7 Different Types of Water Valves Used in Home Plumbing
Water valves are an essential component of any plumbing system. They control the flow and pressure of water, making it possible to shut off the water supply to specific areas or fixtures when necessary. When it comes to plumbing systems, valves are essential components that control the flow of water in different parts of the system. There are various types of water valves used in home plumbing, each with its unique features and applications. Here are the eight most common types of water valves used in home plumbing:
1. Gate valve. Gate valves are primarily used to control the flow of water in larger pipes. They work by lifting a gate or wedge out of the path of the water flow. When the gate is raised, water can flow freely, and when it is lowered, the flow is shut off completely. Gate valves are durable and reliable, but they are not ideal for regulating water flow, as they can cause turbulence and pressure fluctuations.
Best for: Gate valves are one of the most popular styles of residential water valves and can be used as main shut-off valves, isolation valves, hot water tank valves, etc.
2. Ball valve. Water valve is the ball valve. Ball valves are commonly used in residential plumbing systems because they are easy to operate and require minimal maintenance. They feature a ball-shaped disc with a hole in the middle that rotates to control the flow of water. When the ball is turned so that the hole is aligned with the pipe, water can flow freely. When the ball is rotated 90 degrees, the hole is perpendicular to the pipe, and the flow is shut off completely.
Best for: Ball valves are often used in residential piping because they are more reliable and user-friendly than gate valves.
3. Bibcock: Bibcocks, also known as hose bibs or garden taps, are commonly used to provide an outdoor water supply. They are typically installed on the exterior of the house and are designed to be used with a garden hose. Bibcocks usually have a handle that turns to open or close the valve, allowing water to flow or stop.
4. Check valve. Check valves are used to prevent backflow in plumbing systems. They allow water to flow in one direction only, preventing contaminated water from flowing back into the supply system. Check valves are often used in sump pump discharge lines and other applications where backflow prevention is essential.
Best for: Using check valves to prevent backflow in pumps, safety applications, sprinkler systems and any other residential piping where there may be a risk of continuous or intermittent backflow.
5. Angle Valve: Angle valves, also known as corner valves, are typically used to connect the water supply to fixtures like toilets, faucets, and sinks. They are designed to be installed at a 90-degree angle to the water supply line, making them perfect for tight spaces where there is limited room to maneuver.
6. Stop valve. Stop valves are used for regulating the flow of water in smaller pipes. They feature a disc that moves up and down to control the water flow, creating a more gradual change in pressure than gate valves. Globe valves are often used in applications where precise control of water flow is required, such as irrigation systems.
7. Float Valve: Float valves are commonly used in water tanks, cisterns, and other water storage systems. They control the water level in the tank by opening and closing based on the water level. When the water level rises, the float rises with it and activates the valve, allowing water to enter the tank.

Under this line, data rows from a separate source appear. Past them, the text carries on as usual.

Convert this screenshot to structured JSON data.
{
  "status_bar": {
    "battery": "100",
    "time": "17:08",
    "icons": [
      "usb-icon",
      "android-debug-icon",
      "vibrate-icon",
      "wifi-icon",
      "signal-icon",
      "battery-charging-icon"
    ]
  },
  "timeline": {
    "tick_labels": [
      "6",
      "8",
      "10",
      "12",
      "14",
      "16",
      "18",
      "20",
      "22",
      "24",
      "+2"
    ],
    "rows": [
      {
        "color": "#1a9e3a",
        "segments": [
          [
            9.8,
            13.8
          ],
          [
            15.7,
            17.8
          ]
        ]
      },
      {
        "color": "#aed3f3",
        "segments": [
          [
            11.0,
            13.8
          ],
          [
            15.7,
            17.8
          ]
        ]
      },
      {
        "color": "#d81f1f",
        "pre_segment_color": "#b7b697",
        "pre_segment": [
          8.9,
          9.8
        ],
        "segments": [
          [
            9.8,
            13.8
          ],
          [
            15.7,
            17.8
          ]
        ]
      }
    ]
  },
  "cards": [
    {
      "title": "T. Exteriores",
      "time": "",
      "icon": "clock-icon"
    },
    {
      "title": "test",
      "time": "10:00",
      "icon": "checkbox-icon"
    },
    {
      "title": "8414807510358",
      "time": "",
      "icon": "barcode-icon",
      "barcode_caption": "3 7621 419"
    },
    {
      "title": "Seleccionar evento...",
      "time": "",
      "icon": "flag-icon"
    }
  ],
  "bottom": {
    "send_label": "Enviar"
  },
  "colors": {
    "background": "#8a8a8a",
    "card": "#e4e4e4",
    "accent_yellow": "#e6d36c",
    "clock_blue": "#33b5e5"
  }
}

Conversely, when the water level drops, the float lowers, closing the valve and stopping the flow of water.
Best for: Stop valves are a great alternative to gate valves for large residential pipelines and are best used to help reduce water hammer problems.
Water valves are an essential component of any plumbing system. The type of valve used will depend on the specific needs of the system, such as controlling the flow and pressure of water, preventing backflow. Gate valves, ball valves, globe valves, check valves, and pressure-reducing valves are just a few of the types of water valves available, each with its unique features and applications. Understanding the different types of water valves and their uses can help ensure the proper functioning and longevity of a plumbing system.